Group says city can't legally sell Mississippi NationalA group of Red Wing residents who want Mississippi National Golf Links to remain publicly owned believe they've discovered a legal barrier that could prevent the city from selling the course.
By: Jon Swedien, The Republican Eagle
A group of Red Wing residents who want Mississippi National Golf Links to remain publicly owned believe they've discovered a legal barrier that could prevent the city from selling the course.
In discussing ways to trim Red Wing's budget, City Council has proposed selling Mississippi National to its lessee and operator, Wendell Pittinger. The two sides have been engaging in negotiations.
However, some residents, such as local attorney and golfer Gary Fridell, are not thrilled with that idea.
"It's a public facility. It doesn't belong to Pittinger.

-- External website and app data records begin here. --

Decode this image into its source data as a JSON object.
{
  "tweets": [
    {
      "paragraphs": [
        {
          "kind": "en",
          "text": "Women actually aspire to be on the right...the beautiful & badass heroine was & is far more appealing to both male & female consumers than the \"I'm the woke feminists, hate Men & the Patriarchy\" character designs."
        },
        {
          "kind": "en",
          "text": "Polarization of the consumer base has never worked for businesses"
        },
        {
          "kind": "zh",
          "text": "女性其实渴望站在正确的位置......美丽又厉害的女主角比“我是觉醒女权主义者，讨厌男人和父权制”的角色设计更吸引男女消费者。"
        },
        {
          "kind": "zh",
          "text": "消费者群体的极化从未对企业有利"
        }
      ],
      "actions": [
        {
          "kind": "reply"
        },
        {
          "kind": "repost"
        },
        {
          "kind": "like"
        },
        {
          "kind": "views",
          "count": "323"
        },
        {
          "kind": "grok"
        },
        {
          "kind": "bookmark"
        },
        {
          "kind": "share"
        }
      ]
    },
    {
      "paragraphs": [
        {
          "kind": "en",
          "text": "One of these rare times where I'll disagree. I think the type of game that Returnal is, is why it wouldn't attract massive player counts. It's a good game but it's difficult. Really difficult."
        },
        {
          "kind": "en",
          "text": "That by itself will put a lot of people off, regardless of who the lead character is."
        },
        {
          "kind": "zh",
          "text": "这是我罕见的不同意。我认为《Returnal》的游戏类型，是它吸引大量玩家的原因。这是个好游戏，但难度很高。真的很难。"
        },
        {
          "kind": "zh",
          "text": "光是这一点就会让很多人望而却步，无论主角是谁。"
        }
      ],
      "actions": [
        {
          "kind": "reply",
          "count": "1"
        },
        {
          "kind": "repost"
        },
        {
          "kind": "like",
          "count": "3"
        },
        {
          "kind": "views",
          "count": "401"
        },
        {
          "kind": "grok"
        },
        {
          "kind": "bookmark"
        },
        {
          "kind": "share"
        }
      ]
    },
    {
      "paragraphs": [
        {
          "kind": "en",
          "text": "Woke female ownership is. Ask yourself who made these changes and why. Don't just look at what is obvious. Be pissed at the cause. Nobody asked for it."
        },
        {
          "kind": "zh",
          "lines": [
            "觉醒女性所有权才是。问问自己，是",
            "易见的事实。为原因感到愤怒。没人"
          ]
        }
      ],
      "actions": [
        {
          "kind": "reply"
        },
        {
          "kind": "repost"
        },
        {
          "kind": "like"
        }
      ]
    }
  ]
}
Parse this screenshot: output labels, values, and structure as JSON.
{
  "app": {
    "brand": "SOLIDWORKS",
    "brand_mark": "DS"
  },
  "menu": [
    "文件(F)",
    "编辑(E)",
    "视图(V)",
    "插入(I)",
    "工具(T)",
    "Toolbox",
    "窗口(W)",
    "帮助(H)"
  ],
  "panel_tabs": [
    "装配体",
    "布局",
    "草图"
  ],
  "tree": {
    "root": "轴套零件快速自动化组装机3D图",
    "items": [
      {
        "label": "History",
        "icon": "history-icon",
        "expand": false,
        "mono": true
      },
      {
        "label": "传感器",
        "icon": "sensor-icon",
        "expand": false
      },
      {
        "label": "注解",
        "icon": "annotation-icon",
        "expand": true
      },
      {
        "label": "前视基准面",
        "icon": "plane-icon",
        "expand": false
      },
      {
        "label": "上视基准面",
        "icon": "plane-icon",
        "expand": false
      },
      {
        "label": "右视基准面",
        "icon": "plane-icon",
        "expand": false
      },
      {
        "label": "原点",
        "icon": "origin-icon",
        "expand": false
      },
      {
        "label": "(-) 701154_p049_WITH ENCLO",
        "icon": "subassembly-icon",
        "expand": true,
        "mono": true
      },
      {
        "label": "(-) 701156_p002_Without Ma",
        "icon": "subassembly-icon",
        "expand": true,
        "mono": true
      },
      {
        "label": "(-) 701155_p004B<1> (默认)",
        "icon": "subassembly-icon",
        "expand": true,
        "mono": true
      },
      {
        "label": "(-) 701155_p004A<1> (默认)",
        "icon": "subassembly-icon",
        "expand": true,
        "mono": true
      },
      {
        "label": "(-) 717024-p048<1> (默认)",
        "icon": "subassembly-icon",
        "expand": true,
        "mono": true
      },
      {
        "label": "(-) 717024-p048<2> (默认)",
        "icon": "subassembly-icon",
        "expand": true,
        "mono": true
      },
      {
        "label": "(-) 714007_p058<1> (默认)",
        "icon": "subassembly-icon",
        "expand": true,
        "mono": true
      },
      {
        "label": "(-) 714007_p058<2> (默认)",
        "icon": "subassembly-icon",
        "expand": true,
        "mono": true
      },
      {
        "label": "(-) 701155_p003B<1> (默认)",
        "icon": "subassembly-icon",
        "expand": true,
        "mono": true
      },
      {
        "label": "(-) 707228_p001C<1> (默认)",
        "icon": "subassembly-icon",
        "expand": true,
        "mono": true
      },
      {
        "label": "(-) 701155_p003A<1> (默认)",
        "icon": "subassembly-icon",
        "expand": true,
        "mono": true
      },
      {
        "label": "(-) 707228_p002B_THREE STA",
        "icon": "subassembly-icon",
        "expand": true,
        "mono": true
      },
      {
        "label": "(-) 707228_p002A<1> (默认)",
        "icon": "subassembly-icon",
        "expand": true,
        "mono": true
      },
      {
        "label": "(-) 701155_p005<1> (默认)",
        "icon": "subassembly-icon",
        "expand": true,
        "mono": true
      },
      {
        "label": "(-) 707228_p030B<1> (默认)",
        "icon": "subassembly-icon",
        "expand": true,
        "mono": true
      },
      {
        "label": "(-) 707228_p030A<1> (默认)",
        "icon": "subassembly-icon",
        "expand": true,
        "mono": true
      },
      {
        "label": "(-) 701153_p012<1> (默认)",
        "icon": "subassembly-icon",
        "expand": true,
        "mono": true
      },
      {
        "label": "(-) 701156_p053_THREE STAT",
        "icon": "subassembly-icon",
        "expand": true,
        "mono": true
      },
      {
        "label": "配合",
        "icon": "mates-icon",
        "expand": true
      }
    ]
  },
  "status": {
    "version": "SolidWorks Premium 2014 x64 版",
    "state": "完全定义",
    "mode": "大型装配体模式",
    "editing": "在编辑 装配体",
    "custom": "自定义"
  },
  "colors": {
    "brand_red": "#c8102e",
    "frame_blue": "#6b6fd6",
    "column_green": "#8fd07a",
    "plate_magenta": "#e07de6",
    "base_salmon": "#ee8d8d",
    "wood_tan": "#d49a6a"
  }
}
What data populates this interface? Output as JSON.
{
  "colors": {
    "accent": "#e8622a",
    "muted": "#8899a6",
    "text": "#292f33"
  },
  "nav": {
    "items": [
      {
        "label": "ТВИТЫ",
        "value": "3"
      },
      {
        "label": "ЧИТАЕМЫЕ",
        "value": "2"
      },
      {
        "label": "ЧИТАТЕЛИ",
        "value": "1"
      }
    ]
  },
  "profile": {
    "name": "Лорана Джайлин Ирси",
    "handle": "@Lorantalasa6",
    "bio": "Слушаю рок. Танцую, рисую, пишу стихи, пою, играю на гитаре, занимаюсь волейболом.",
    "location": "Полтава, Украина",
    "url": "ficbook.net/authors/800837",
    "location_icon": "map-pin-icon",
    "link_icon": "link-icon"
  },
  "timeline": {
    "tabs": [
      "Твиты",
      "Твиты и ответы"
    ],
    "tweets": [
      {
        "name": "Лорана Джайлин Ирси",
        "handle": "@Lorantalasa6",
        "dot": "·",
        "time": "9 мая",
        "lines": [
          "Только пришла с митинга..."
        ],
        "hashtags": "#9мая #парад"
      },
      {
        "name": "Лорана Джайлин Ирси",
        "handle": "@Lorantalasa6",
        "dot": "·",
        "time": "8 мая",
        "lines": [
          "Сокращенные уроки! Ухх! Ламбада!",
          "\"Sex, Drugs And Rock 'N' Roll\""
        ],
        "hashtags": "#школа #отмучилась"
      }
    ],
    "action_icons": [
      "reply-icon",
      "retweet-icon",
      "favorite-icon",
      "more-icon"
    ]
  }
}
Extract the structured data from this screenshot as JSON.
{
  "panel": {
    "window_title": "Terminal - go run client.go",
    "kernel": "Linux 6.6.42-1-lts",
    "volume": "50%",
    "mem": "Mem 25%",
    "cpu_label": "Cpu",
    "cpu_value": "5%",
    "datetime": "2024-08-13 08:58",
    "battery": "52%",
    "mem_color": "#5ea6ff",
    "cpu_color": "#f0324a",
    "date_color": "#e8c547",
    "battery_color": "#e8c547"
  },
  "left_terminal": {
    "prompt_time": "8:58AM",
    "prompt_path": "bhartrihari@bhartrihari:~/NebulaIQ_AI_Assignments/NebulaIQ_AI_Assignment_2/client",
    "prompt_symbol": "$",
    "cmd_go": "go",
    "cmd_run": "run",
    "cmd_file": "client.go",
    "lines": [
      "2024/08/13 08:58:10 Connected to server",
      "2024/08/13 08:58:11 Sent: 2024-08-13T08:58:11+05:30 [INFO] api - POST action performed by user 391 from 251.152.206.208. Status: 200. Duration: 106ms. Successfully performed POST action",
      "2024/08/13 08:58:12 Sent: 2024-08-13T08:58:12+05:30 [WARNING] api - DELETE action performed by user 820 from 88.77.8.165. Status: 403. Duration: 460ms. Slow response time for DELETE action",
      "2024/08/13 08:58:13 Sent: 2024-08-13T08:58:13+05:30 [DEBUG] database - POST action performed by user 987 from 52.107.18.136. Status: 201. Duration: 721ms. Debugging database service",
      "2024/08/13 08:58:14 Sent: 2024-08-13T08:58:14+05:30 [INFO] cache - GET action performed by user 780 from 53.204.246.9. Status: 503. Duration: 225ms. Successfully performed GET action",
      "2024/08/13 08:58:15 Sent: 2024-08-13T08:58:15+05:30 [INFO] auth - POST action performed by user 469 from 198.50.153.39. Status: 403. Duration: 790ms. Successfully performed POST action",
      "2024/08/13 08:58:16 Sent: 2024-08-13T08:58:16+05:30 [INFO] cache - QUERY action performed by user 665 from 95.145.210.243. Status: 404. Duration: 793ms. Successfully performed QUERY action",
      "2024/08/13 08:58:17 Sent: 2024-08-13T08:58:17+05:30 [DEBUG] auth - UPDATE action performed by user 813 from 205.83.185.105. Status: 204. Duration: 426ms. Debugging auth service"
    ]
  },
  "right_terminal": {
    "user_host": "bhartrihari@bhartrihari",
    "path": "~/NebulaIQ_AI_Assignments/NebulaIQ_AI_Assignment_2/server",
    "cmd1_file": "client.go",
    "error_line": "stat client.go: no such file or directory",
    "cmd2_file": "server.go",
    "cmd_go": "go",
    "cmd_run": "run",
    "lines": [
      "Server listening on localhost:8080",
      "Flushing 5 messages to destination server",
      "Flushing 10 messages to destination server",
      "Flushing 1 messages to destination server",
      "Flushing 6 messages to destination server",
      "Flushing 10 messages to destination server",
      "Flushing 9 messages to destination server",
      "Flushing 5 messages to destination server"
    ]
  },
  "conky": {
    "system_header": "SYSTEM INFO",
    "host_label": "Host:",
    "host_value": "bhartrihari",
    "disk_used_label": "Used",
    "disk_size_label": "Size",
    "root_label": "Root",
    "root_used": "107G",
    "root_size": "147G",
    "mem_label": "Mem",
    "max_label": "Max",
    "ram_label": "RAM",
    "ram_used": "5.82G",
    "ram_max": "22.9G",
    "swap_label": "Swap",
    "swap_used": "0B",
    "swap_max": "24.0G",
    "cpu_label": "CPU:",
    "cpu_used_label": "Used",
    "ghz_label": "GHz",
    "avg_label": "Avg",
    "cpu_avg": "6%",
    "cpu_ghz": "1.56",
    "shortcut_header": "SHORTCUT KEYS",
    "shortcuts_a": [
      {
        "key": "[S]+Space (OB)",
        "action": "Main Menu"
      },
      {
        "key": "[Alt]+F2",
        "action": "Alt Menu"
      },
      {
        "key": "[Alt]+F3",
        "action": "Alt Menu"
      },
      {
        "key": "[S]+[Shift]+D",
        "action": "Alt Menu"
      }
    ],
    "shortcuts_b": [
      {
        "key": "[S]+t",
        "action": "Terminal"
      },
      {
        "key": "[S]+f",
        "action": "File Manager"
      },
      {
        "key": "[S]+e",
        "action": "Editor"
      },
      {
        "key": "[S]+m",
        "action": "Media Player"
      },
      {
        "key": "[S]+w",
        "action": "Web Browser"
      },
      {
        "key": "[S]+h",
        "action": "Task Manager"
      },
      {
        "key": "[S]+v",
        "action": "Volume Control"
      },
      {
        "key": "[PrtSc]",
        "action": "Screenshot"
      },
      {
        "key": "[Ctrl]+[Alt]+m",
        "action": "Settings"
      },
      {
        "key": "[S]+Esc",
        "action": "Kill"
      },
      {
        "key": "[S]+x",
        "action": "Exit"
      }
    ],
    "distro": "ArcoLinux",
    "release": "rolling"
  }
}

It doesn't belong to the council..." Fridell said. "It belongs to the citizens of Red Wing."
Fridell questions not only the wisdom behind selling the course but also its legality. In the 1970s, the state gave Red Wing the land on which Mississippi National was built. Fridell argues the 1976 law that conveyed that land to Red Wing also restricts the city from selling the property to a private party.
City administration is not convinced that's the case.
"Our attorneys aren't of the same opinion," City Council Administrator Kay Kuhlmann said.
Kuhlmann said she empathizes with Fridell and others who don't want to see the golf course sold.
"From a citizen's perspective, I appreciate that they don't like it," she said of the proposed sale. "I don't like it."
But given the city's budget scenario, Kuhlmann said, city officials have little choice but to find ways to trim expenses and owning a golf course is not an "essential service."
She said there is a considerable annual expense to owning the course -- according to a city memorandum Red Wing spent $162,579 on maintenance and equipment for Mississippi National in 2010.
Fridell and a group of concerned residents have told the city council they understand the city is in a financial bind. But they believe Mississippi National could be run in such a way that it wouldn't need taxpayer support.
Council is scheduled to review the potential sale during its meeting Monday at 7 p.m.
For more coverage on this issue see Wednesday's edition of the R-E.